#### Activity
Scan the entries for lines with the word "JSON" and copy those lines.

[Collected data entries]
---

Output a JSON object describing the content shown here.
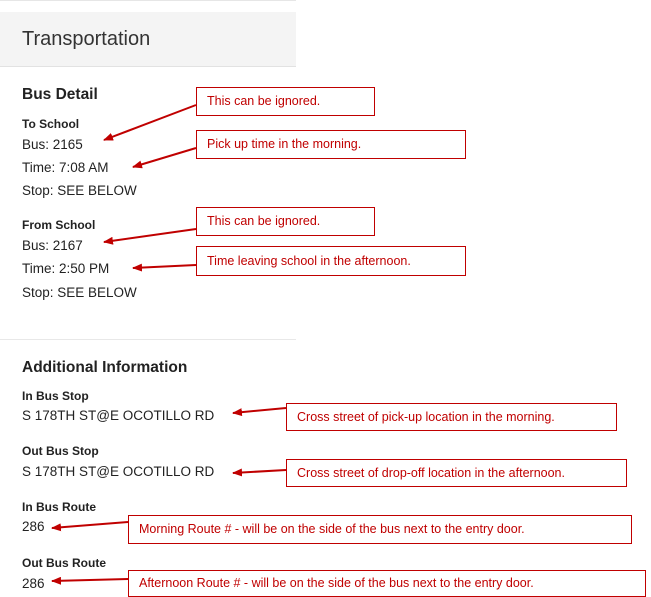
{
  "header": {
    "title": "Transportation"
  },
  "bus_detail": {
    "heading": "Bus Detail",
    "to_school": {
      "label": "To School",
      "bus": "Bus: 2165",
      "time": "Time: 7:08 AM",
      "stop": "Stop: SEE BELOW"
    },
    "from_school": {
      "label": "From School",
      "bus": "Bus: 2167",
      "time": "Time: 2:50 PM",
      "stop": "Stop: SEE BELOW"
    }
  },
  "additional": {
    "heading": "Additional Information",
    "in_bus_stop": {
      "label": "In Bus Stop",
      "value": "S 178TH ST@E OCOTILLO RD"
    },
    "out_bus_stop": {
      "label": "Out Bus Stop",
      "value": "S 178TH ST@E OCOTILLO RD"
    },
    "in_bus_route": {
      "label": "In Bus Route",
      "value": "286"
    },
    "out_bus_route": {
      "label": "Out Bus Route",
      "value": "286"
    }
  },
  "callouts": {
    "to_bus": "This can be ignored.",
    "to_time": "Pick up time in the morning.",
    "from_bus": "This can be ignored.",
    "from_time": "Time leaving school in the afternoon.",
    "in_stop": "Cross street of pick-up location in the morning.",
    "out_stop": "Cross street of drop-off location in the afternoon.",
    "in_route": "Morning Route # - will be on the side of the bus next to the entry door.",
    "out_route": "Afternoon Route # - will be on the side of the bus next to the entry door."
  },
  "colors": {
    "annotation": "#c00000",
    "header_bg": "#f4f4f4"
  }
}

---

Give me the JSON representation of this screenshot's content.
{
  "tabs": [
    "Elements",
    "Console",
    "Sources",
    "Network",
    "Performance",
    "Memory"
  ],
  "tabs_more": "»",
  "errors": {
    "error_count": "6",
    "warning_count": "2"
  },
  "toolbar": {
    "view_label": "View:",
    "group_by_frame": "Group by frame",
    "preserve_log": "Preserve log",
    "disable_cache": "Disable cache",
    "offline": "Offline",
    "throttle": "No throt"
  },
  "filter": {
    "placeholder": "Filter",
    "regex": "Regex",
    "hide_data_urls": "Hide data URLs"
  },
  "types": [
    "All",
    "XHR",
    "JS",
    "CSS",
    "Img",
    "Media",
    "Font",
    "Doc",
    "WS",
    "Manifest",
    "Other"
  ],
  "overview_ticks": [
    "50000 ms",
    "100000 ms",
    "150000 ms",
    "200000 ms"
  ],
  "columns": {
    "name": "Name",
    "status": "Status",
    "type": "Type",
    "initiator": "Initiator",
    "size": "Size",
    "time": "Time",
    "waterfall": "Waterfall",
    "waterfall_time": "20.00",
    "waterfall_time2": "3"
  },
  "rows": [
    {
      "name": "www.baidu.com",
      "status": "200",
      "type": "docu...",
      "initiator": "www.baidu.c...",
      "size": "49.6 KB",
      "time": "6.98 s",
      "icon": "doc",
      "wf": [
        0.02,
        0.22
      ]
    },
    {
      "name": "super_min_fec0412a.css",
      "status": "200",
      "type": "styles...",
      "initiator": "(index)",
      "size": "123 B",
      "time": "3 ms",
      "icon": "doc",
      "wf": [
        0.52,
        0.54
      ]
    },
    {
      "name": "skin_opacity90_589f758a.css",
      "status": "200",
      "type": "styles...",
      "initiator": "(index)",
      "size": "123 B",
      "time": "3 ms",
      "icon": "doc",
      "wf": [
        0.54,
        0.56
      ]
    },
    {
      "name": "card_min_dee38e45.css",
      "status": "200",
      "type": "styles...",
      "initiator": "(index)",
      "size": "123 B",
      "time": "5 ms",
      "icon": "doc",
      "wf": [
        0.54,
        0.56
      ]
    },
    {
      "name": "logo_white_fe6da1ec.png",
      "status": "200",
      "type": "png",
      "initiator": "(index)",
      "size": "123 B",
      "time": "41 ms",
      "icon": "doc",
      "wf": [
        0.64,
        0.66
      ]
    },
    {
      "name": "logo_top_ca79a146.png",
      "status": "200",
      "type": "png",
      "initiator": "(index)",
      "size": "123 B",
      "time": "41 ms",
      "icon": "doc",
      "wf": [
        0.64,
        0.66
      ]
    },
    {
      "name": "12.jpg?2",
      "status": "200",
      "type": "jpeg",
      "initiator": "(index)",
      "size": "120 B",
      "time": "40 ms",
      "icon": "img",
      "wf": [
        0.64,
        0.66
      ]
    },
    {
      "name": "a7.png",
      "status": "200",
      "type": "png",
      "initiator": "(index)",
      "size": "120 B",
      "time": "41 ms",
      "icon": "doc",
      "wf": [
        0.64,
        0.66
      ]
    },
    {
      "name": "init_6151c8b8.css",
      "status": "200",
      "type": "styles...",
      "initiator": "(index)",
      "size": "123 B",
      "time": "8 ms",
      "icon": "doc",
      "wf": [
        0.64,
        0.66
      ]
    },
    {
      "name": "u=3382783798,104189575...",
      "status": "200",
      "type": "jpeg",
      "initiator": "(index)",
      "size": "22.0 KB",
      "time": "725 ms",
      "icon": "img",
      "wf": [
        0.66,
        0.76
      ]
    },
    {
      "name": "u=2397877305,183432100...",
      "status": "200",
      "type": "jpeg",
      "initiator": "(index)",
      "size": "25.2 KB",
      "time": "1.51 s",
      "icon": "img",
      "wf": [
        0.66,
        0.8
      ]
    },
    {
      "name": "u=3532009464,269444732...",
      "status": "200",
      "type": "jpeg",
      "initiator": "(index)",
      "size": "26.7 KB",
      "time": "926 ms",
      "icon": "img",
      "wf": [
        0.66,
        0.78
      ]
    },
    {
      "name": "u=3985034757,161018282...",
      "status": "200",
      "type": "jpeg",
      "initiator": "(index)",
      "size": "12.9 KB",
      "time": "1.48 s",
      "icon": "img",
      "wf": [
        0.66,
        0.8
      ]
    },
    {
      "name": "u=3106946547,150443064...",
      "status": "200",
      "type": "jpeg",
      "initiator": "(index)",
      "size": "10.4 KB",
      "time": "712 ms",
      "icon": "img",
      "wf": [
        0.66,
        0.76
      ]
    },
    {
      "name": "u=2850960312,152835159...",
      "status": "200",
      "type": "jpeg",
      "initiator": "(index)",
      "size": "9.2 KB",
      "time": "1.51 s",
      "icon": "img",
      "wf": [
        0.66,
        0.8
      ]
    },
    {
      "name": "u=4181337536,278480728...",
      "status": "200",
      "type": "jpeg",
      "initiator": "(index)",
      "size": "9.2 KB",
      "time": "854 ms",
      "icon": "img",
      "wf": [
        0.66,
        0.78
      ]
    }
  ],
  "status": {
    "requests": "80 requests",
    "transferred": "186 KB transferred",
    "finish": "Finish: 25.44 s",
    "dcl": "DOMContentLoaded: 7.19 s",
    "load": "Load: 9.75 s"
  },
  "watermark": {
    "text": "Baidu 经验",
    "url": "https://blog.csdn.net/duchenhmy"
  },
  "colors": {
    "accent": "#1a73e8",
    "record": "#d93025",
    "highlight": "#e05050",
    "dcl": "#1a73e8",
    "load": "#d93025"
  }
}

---

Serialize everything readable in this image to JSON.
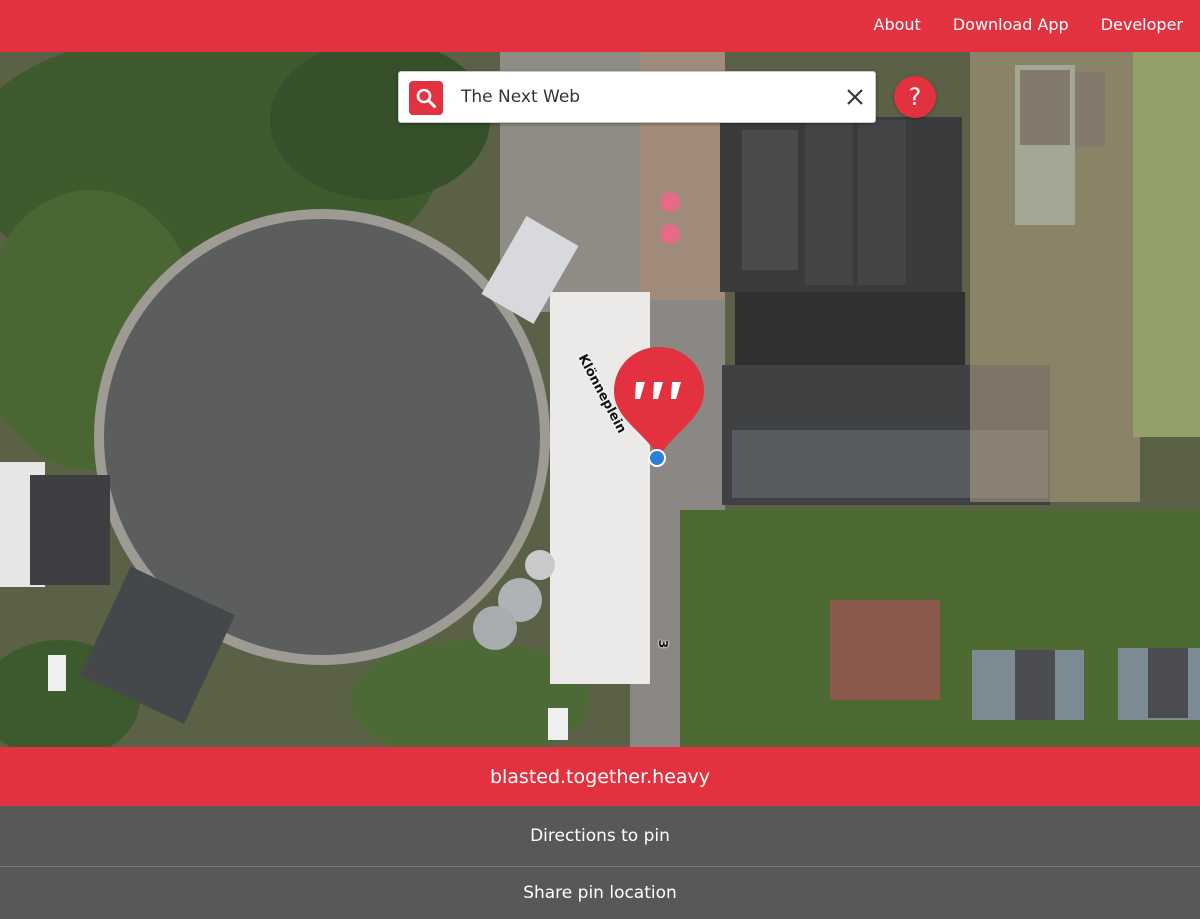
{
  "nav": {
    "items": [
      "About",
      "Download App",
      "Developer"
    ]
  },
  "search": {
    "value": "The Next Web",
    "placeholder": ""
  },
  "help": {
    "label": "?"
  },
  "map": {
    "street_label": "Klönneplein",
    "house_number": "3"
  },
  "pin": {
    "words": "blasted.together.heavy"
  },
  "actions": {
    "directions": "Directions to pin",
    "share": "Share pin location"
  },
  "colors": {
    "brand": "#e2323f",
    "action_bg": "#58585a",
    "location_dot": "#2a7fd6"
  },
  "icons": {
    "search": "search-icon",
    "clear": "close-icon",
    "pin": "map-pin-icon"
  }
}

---

#### Task result
Output a JSON object describing the content shown here.
Give me the JSON representation of this screenshot's content.
Serialize everything readable in this image to JSON.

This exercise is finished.